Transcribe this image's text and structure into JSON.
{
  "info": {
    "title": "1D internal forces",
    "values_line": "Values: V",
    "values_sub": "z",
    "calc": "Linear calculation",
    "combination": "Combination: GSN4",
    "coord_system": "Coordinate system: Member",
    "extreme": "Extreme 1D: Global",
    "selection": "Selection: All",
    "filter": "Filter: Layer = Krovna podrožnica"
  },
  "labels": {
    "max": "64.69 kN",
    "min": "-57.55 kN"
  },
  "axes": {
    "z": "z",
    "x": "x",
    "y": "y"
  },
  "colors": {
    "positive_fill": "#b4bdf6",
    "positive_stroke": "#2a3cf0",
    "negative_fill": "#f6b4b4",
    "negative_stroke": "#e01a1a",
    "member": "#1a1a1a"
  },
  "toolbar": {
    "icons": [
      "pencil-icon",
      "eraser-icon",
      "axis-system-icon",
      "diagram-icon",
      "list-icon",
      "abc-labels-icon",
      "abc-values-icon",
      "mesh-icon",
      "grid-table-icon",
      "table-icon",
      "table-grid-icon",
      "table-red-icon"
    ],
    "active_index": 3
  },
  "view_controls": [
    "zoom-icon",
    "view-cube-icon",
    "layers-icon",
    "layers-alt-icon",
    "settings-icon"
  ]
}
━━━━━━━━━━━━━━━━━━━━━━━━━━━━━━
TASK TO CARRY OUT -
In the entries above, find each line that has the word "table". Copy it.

COMPLETED TASK -
      "grid-table-icon",
      "table-icon",
      "table-grid-icon",
      "table-red-icon"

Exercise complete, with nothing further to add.